2\phi = \arcsin(k / \sqrt(2)) + 3\pi / 2 \end{aligned}$$

As $ \theta $ approaches $ \pi $ the $ \sin, 1 / \sqrt(2) $ above, gets smaller and approaches 0. So does the $ \arcsin() $. Meantime, the $ 3 \pi / 2 $ approaches $ pi $ , and :

$ 2 \phi = \pi, \phi = \pi / 2 $

just like you said. Sometimes I have to work through this with very small steps.

Best Regards, --gjk

Paramanand

January 26, 2015 at 9:46 AM@Glenn Keller,

I am glad that you fixed the issues of relation between $\theta$ and $\phi$ yourself. Also the relation between $a_{n}, b_{n}$ and $a_{n + 1}, b_{n + 1}$ is also correct. You are on right track.

Regards,

Paramanand

Paramanand

January 26, 2015 at 9:48 AMHi,

Thanks for fixing my mistakes with the LateX. I'll follow your suggestions. The web site you gave doesn't accept the same syntax for multiline eqns.

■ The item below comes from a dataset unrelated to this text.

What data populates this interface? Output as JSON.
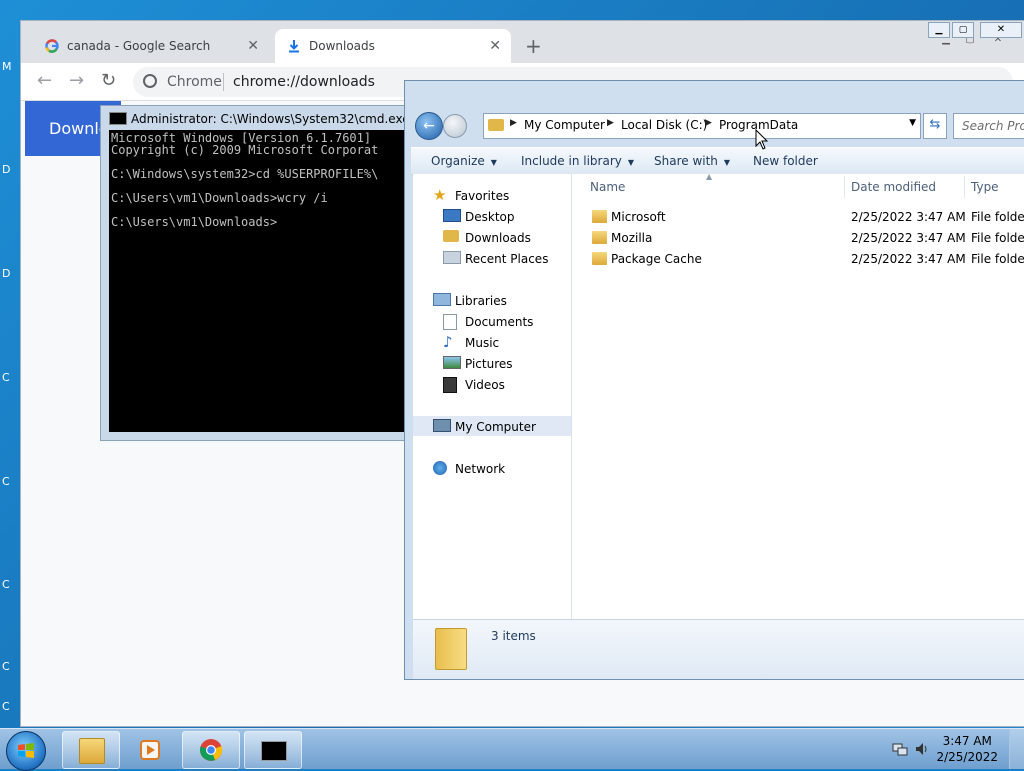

I'll look for some others later.

I've been thinking about the $ \theta $ to $ \phi $ correspondence a bit more:

$ \phi = \frac{\arcsin(k\sin(\theta))+\theta)}{2} $

At k near 0, $ \phi $ slope is about $ \theta / 2 $ , slightly more for $ \theta = 0 : \pi /2 $, less for $ \pi / 2 : \pi $.

At k near 1, $ \phi $ slope is about $ \theta $ for $ 0 : \pi / 2 $ and drops abruptly to near 0 for $ \pi/2 : \pi $.

The closer to $ k = 1 $, the closer the initial slope to 1 and the faster the drop to 0 above $ \pi / 2 $. Initially I couldn't understand the behavior near $ k = 1 $, but now it makes sense.

Sorry if there are any LateX errors, I haven't been able to check my syntax as the site has stopped working this morning.

Best Regards, --gjk

Unknown

January 26, 2015 at 3:18 PM@Glenn Keller,

Your reasoning and Latex looks good. You should try to ask/answer questions at http://math.stackexchange.com It uses the same Latex and Mathjax syntax as my blog and hence you will have a lot of practice there. Plus it has the live preview of whatever latex you type. I also have a profile at stack exchange http://math.stackexchange.com/users/72031/paramanand-singh

Regards,

Paramanand

Paramanand

January 26, 2015 at 3:52 PM